But in hindsight, the very components classified as sensitive had worked without a hitch, and it quickly became clear “that we had room for further development in terms of design and weight.“ Certain parts could become lighter for the new generation, or they were even omitted completely. As a result, the second generation of the rally vehicle does not contain a single body part from its predecessor. The three Audi RS Q e-tron* vehicles, which will compete in a few days, are around 80 kilograms lighter than their predecessors. The reduced weight opened up new possibilities in chassis tuning, or making the handling easier for the drivers, for example. Much has also been optimised when it comes to aerodynamics. All in all, the new Audi RS Q e-tron* is now even more athletic, agile, and compact. “For me,“ says Brunninger, “the first vehicle was the prototype, but the second generation is the real racing version.“

In one hall, parts of the Audi RS Q e-tron vehicles can be seen.In one hall, parts of the Audi RS Q e-tron vehicles can be seen.

And this racing version has delivered promising results in the preparation phase. The last few months went according to plan for Rolf Michl, Arnau Bosch, Benedikt Brunninger and the entire team: around 6,500 test kilometres were driven in Zaragoza and the Moroccan desert over the summer. Before the three Audi RS Q e-tron* vehicles were disassembled into their individual parts for the last time, they also gained valuable competition experience at the Morocco Rally in October. “With all the know-how we’ve accumulated,“ Rolf Michl says with confidence, “we now expect to race for podium positions in our second Dakar Rally.“ To this end, the Audi Sport team have prepared themselves and the Audi RS Q e-tron* in the best possible way. And yet the unpredictability of the Dakar Rally remains, and nobody can prepare for these uncertainties. “But that,“ says Michl, “is exactly what makes racing and the Dakar Rally so fascinating.“

The Audi RS Q e-tron in Paris

Myth: Dakar Rally

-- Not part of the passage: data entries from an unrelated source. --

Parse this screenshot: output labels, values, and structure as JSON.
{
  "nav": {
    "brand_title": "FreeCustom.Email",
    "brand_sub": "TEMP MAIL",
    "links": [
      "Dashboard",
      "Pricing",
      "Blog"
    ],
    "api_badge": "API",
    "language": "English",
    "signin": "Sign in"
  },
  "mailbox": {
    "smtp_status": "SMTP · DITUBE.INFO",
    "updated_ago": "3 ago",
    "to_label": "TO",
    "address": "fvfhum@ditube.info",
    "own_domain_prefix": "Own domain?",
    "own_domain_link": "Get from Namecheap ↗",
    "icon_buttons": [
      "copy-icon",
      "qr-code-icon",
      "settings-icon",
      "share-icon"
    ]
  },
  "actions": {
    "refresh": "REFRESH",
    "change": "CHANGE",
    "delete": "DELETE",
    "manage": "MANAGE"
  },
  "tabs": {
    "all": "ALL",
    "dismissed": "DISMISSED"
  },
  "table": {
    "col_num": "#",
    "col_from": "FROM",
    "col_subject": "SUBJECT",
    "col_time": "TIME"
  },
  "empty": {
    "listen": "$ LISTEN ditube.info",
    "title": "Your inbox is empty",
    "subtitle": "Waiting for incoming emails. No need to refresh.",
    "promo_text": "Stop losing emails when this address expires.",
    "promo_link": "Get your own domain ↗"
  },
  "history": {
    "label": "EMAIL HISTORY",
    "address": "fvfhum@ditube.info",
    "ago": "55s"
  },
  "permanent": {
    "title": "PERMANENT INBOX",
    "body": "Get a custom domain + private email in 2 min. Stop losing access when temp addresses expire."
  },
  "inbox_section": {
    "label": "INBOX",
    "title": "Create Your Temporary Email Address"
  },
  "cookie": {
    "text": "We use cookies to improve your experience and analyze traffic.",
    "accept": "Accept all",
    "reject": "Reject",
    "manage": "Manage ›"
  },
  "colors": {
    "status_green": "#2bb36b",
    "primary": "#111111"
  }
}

The road to the 2023 Dakar Rally took the Audi RS Q e-tron* and the Audi Sport team to places of iconic significance – for the rally as such and the team in particular. Immerse yourself in 45 years of motorsports history and stories.